# Given records
━━━━━━━━

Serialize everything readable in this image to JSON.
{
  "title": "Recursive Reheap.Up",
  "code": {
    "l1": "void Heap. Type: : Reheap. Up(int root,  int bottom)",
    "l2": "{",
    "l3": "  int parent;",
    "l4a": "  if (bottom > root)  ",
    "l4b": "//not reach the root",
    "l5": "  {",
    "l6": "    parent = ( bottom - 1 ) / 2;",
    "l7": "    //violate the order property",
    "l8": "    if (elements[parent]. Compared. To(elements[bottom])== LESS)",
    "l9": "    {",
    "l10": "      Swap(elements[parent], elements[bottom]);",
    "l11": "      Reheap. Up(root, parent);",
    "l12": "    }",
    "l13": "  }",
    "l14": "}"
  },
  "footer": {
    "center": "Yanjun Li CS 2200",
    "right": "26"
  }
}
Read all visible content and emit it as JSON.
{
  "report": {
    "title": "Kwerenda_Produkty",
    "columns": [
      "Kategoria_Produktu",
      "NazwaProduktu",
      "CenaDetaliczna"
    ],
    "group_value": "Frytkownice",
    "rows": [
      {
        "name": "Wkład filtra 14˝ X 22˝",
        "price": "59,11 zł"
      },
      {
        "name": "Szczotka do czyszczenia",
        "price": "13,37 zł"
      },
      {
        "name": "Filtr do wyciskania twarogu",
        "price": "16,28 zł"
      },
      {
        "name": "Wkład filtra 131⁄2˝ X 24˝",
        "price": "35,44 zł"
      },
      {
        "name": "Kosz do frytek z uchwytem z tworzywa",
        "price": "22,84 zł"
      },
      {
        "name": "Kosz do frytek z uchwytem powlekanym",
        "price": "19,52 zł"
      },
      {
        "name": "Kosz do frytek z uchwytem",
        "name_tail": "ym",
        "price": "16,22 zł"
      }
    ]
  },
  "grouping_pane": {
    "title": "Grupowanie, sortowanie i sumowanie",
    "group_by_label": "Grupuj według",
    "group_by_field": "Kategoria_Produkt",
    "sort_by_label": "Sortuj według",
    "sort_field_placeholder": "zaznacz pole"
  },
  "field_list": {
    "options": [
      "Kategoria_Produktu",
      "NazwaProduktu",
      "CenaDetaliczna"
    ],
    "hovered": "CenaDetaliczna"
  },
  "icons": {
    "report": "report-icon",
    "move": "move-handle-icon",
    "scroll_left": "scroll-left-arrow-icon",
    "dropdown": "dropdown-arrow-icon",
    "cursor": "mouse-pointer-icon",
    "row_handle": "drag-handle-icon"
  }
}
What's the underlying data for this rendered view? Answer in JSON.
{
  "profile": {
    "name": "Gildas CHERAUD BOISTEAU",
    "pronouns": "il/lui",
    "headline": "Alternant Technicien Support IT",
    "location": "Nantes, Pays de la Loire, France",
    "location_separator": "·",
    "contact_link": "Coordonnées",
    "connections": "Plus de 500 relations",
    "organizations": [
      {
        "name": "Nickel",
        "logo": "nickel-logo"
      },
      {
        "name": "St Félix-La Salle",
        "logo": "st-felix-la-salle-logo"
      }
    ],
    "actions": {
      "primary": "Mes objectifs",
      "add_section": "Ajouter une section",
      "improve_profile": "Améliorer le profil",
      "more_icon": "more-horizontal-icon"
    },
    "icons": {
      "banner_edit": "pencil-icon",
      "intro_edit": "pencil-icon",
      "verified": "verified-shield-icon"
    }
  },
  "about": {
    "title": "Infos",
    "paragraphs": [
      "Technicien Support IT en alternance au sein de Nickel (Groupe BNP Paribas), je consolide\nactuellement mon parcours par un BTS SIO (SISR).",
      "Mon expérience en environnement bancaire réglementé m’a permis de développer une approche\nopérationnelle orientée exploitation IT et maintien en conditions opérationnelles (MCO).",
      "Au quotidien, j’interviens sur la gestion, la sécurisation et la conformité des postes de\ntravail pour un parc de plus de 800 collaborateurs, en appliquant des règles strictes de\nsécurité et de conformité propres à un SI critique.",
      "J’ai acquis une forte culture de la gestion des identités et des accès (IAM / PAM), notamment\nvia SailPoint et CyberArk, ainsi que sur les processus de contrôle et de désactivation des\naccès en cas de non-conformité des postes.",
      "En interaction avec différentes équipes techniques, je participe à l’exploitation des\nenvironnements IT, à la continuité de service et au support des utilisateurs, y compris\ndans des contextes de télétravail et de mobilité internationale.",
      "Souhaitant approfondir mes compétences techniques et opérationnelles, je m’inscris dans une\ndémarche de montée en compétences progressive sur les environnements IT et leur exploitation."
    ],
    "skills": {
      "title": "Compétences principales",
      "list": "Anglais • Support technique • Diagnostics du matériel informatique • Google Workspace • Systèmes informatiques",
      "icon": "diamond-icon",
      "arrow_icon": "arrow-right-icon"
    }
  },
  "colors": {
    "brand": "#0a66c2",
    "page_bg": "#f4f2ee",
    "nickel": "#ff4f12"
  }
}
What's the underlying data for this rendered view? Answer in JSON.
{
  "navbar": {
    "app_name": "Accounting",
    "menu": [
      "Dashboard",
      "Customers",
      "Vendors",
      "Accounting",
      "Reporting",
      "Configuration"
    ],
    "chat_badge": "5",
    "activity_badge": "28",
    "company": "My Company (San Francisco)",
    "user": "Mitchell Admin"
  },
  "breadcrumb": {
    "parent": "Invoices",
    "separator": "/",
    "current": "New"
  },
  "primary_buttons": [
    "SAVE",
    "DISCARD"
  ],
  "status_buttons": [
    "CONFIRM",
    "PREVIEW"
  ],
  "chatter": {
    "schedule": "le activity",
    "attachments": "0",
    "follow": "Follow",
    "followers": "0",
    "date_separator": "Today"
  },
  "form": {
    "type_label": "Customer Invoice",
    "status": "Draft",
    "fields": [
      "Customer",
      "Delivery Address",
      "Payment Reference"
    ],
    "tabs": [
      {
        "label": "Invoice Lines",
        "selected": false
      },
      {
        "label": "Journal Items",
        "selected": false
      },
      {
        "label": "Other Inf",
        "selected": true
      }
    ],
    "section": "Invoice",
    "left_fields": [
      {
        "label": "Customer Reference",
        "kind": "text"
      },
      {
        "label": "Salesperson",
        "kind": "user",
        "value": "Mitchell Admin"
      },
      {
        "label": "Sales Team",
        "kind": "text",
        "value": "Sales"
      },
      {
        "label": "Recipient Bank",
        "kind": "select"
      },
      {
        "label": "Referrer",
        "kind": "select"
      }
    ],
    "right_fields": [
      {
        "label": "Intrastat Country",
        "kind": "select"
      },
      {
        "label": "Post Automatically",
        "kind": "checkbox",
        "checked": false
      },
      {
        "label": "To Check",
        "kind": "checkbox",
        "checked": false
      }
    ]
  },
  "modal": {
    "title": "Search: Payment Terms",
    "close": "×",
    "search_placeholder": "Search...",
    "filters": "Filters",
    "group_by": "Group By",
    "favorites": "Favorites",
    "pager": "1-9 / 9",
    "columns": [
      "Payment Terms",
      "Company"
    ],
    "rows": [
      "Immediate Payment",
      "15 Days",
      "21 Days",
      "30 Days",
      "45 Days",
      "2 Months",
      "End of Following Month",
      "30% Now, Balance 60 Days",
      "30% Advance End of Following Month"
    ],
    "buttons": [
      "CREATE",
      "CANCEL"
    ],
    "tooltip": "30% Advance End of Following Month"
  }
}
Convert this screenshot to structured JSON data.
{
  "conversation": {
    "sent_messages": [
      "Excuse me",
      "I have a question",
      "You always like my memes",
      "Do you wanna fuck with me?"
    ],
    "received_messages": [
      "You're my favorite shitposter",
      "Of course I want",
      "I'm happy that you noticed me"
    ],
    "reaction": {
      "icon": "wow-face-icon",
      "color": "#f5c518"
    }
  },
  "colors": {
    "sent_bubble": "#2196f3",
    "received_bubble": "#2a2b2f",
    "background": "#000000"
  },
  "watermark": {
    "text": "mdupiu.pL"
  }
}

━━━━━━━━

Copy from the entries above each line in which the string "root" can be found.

# Finished task
    "l1": "void Heap. Type: : Reheap. Up(int root,  int bottom)",
    "l4a": "  if (bottom > root)  ",
    "l4b": "//not reach the root",
    "l11": "      Reheap. Up(root, parent);",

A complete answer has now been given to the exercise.